If he had ever doubted, Hall’s efforts with death and recovery in 2009 sealed his belief in his life’s work. He was on a career spree at the time, appearing regularly with Oprah Winfrey and Dr. Mehmet Oz, and was about to start a television network based on his philosophy of mental life. Coming from lunch with Steven Spielberg, he was crossing the street in Beverly Hills when he was hit by a car at 60 miles per hour. He was resuscitated on Mount Sinai, but suffered brain damage.
“It took me the first year to walk, to think, to remember, and everything else,” he says. “I closed my companies like a holiday and came back slowly. The books I wrote and what I taught before are actually what set me back. “They were like crumbs that brought me back to myself.”
He still works on the way back.
“I was hit so hard that people immediately, meaning I have no memory of the accident, nothing,” says Hall. He still struggles with PTSD (one of his book projects on this subject) when “anything touches my head. Even getting in and out of the car can cause hysterical crying, difficulty breathing – I tremble everywhere and go back to this dark place. “The good news is that I know how to manage it.”
Hall acknowledges that he still encounters people in companies who are initially skeptical of his stress management philosophies and conscious life guidelines.

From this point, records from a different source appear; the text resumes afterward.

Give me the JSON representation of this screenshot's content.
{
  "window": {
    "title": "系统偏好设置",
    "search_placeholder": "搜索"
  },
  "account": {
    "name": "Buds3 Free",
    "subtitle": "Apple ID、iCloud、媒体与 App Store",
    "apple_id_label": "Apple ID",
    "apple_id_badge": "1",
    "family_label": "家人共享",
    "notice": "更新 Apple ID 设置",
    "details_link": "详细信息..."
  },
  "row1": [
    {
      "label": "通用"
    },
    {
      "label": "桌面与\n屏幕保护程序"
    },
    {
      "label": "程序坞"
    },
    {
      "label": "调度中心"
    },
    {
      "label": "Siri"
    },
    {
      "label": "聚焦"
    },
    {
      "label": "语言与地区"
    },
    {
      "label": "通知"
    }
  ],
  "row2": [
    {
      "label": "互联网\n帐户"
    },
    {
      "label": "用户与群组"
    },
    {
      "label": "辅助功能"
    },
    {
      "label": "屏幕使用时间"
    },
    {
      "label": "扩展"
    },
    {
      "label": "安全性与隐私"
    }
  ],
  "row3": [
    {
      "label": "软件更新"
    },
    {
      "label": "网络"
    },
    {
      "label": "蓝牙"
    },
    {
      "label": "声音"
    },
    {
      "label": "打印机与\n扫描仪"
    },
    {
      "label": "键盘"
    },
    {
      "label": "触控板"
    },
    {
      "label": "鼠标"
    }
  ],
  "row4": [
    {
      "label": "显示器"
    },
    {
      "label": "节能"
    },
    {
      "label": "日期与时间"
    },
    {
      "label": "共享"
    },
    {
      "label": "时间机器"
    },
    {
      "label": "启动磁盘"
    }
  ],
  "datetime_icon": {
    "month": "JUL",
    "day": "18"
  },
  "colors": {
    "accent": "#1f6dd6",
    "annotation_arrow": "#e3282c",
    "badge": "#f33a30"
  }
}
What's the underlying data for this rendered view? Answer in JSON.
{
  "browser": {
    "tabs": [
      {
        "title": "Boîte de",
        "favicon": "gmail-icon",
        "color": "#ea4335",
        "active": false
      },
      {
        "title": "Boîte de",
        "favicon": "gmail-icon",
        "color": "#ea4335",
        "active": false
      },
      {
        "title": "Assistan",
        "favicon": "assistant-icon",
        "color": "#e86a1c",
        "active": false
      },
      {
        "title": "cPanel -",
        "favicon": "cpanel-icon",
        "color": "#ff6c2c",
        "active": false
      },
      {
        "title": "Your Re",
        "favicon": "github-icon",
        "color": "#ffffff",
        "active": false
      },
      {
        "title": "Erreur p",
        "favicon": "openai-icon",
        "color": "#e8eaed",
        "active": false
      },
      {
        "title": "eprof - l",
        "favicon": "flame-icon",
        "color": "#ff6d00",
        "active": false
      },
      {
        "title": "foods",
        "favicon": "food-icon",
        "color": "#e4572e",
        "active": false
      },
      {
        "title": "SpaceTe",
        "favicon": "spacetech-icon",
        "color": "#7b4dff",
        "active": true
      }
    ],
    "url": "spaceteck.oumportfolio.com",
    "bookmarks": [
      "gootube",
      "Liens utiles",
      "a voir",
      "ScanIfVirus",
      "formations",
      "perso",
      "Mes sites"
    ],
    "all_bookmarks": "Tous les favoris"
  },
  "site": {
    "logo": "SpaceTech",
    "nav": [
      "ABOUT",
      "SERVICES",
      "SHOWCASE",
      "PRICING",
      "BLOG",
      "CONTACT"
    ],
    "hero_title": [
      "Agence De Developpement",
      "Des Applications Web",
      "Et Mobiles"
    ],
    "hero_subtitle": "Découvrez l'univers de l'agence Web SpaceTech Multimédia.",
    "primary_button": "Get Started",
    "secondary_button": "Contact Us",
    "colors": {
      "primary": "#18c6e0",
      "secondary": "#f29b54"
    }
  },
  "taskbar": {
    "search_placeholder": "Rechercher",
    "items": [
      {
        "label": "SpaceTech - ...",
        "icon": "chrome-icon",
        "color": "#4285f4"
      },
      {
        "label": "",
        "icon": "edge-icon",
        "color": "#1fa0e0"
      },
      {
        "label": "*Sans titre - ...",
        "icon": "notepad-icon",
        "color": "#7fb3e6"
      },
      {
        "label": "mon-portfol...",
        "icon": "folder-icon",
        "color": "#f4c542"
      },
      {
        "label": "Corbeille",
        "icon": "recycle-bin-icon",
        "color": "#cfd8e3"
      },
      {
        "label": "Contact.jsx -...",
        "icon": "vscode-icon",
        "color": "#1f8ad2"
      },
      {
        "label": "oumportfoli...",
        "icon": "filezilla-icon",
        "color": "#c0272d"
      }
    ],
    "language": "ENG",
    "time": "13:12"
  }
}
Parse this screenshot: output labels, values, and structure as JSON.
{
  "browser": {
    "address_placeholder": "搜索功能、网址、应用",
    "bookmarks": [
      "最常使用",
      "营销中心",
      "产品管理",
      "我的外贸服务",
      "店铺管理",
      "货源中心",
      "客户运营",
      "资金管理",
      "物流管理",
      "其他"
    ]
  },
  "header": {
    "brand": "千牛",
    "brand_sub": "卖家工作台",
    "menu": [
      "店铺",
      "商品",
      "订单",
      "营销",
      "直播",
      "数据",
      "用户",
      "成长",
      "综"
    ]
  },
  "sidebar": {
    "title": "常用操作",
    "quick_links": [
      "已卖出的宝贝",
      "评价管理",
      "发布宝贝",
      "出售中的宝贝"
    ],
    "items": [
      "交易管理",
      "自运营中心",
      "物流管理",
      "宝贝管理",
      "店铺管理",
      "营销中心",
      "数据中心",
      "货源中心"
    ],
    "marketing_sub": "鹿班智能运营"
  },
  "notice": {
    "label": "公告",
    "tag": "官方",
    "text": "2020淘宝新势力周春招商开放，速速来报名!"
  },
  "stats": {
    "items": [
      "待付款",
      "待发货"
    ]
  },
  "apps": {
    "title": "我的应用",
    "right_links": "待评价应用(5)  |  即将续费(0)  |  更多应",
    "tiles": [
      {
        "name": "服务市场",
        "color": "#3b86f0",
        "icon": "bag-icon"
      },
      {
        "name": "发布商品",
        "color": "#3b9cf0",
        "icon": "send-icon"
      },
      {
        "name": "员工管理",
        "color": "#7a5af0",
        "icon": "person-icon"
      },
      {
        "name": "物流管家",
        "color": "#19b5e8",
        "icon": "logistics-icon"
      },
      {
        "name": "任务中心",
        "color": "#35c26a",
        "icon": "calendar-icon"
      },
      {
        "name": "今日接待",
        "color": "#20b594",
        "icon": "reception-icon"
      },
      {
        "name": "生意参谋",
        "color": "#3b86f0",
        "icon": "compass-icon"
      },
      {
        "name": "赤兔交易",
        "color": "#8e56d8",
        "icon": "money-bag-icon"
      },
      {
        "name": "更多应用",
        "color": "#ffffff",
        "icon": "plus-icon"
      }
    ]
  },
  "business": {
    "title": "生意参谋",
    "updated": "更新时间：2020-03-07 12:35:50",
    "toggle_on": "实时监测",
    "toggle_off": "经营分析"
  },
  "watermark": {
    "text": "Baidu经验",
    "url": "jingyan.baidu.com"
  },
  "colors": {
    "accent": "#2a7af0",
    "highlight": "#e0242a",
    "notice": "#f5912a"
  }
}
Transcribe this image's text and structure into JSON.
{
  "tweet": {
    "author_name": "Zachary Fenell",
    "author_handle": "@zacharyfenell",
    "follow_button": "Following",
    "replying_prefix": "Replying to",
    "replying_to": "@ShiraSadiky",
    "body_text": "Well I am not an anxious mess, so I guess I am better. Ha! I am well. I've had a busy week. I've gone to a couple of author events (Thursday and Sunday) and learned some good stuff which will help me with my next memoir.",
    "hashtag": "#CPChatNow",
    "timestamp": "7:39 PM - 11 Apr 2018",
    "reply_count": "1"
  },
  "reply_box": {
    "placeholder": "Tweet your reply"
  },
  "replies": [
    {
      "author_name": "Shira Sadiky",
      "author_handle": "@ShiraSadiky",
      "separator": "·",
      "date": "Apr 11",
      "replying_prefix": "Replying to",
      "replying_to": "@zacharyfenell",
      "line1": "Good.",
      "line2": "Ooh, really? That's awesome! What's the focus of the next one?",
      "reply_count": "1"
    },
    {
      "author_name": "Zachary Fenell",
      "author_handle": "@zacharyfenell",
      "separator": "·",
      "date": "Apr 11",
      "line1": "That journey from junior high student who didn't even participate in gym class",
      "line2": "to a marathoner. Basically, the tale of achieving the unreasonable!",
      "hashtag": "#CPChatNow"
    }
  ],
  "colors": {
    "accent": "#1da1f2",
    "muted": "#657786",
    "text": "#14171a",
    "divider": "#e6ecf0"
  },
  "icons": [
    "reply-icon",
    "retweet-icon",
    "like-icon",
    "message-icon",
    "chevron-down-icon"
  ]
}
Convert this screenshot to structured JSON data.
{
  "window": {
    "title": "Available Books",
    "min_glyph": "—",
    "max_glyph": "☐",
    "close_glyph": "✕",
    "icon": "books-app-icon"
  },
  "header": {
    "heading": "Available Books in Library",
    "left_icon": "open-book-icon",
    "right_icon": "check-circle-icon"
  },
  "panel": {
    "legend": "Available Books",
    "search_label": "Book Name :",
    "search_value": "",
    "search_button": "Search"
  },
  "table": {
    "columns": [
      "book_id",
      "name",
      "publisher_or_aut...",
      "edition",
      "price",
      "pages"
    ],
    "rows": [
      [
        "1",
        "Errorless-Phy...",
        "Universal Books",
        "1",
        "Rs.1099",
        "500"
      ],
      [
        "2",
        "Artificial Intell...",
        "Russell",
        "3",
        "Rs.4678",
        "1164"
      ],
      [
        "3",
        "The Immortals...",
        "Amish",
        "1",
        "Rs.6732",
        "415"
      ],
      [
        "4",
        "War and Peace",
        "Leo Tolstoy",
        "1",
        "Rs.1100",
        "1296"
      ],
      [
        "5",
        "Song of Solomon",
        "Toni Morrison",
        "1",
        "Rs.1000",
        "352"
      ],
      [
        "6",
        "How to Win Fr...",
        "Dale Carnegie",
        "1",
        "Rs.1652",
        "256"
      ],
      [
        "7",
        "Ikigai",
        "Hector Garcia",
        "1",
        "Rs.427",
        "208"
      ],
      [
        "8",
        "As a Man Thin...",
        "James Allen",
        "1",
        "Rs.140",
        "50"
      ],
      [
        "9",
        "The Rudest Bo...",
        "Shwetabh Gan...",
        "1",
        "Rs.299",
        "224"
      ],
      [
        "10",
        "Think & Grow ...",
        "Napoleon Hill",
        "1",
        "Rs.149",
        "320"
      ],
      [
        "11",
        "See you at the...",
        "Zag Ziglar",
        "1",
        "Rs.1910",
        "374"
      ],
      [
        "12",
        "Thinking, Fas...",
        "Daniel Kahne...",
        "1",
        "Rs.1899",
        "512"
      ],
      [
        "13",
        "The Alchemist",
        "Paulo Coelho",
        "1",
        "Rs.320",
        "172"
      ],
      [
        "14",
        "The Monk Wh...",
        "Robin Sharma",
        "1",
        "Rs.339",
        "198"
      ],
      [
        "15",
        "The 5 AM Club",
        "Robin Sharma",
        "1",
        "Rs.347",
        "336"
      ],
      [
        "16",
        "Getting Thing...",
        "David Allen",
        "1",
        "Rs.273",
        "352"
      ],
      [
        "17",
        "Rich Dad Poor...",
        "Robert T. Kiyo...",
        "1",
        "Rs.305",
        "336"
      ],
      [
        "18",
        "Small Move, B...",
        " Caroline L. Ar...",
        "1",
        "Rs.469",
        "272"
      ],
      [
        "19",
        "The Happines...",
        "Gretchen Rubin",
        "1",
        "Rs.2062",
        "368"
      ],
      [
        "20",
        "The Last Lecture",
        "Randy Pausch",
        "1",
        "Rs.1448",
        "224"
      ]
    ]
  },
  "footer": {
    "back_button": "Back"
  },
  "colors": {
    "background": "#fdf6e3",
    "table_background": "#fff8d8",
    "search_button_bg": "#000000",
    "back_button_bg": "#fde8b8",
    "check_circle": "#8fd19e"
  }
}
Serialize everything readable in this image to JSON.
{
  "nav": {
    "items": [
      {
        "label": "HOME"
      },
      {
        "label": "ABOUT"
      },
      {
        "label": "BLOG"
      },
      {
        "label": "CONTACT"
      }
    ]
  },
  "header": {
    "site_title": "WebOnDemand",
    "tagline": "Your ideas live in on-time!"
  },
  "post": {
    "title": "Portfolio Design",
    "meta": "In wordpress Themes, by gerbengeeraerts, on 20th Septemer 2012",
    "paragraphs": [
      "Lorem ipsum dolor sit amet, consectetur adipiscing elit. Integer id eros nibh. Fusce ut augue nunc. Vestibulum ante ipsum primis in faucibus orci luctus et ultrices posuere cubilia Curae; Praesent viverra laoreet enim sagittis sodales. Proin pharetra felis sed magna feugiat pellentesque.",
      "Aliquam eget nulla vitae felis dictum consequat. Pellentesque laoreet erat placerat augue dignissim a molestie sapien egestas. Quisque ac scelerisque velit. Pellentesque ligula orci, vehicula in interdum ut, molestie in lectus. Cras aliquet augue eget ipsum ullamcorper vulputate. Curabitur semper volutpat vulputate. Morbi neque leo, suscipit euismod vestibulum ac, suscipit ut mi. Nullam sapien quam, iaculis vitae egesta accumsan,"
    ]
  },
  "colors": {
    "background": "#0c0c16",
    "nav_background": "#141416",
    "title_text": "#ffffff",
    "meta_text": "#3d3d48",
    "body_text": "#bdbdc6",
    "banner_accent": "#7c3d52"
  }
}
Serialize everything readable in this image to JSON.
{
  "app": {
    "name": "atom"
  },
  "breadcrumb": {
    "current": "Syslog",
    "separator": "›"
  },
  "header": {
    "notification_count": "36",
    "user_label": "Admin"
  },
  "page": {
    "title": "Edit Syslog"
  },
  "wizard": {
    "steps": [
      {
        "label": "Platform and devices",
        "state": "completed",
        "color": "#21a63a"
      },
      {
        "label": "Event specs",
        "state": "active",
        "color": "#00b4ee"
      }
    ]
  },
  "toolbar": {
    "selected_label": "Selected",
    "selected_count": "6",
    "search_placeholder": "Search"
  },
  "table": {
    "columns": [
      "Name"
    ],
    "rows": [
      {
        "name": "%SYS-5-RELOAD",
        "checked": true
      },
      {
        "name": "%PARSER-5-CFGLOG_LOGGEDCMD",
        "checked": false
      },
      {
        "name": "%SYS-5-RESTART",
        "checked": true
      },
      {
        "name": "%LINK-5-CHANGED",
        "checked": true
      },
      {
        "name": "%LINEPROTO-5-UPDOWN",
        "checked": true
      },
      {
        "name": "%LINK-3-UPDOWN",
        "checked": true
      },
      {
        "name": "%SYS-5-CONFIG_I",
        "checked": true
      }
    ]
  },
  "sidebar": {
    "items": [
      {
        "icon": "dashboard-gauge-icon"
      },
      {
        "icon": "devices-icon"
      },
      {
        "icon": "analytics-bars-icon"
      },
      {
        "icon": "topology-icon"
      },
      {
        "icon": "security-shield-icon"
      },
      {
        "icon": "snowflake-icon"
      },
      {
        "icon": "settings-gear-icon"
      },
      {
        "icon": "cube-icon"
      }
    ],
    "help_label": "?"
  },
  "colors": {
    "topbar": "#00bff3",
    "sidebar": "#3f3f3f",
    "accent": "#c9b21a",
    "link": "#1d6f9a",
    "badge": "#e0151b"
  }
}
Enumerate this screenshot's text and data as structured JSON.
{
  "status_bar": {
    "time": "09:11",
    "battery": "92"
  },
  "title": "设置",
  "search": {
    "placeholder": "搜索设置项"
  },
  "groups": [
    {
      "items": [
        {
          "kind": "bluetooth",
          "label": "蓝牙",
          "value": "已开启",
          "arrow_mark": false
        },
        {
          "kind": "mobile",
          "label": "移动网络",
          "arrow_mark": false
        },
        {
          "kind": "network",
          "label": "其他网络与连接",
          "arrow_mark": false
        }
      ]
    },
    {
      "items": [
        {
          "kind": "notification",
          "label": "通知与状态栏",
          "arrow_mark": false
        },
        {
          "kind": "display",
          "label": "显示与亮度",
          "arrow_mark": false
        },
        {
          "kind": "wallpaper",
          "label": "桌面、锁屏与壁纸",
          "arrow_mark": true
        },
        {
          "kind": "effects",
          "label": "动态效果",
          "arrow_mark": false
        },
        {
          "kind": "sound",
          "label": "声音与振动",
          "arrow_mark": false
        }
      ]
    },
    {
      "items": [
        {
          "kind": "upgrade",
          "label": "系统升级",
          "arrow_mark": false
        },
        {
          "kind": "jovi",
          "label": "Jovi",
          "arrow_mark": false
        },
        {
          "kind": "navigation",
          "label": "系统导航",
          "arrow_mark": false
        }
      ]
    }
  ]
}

“But we have long-term studies that show that people who do mindfulness exercises and live consciously actually live longer, have better health outcomes, have a variety of things, are less violent with children,” he says. I tell company leaders that the balance of their work and life is bipolar, this is a dinosaur, this is an old thinking, and you cannot live and then work, then work and then live. “If you are mindful, it is seamless – at home you look after your children, your lover or your partner, and at work you are mindful.” (He owns the Mindful Living brand and distinguishes it from mindfulness, which he says still has a Buddhist, almost spiritual, meaning.)
“[Part of] the mental life is a model of reflection,” says Hall. “It’s an ancient business model, a spiritual model, [and] taught by the Wharton School of Business. They do not call it that, but that is what lives consciously, that is, you do an action, then you come back and consciously think about it. “Awareness means waking up, awareness, and the facts are that whether you are a manager or a mother, the people who reach the peak are usually the most aware.”
His clients also include aspiring entrepreneurs, such as someone who “looks at successful, experienced people with a depressing sad passion, I’m not like you. I could never be like that. I look at them exactly the opposite and say, “Are you kidding? Hey, let’s have a cup of coffee. I love you. Let’s go.” “
Scroll through stress soup
Hall says he runs the ACE exercise, which traders find efficient and useful.
What Hall still finds “totally unbelievable” is that 90% of people who participate in exercise procrastinate doing things that will have a positive effect. “What they say is, ‘I was fine, I worked 80 hours this week, so I can play golf.'” “Or ” finish your work ” list the joy or what you like before practicing.”
Hall could even put his recent fall on the ice, which caused his post-traumatic stress, in a healthy perspective. “I immediately texted my friends and someone brought me some soup,” he says. “When I needed my husband, he came home and we just sat there and turned on the brainless TV.
It’s kind of like getting the flu virus, but what I’ve told my publisher is that I’m glad it happened, because I write more about my PTSD experience in my books, and now I’m back from trying it again. With those coming home from Iraq and Afghanistan, NFL players suffering from concussion effects, many of whom are young and trying to start their own company.
The key to working on different layers of stress is identifying the stressors, inside or out, and working with them. “This process creates new energy and allows us to say, ‘Wow, this is really great,'” says Hall. My life is changing because I do not give up on these issues. “I try to learn about it through people and through myself.”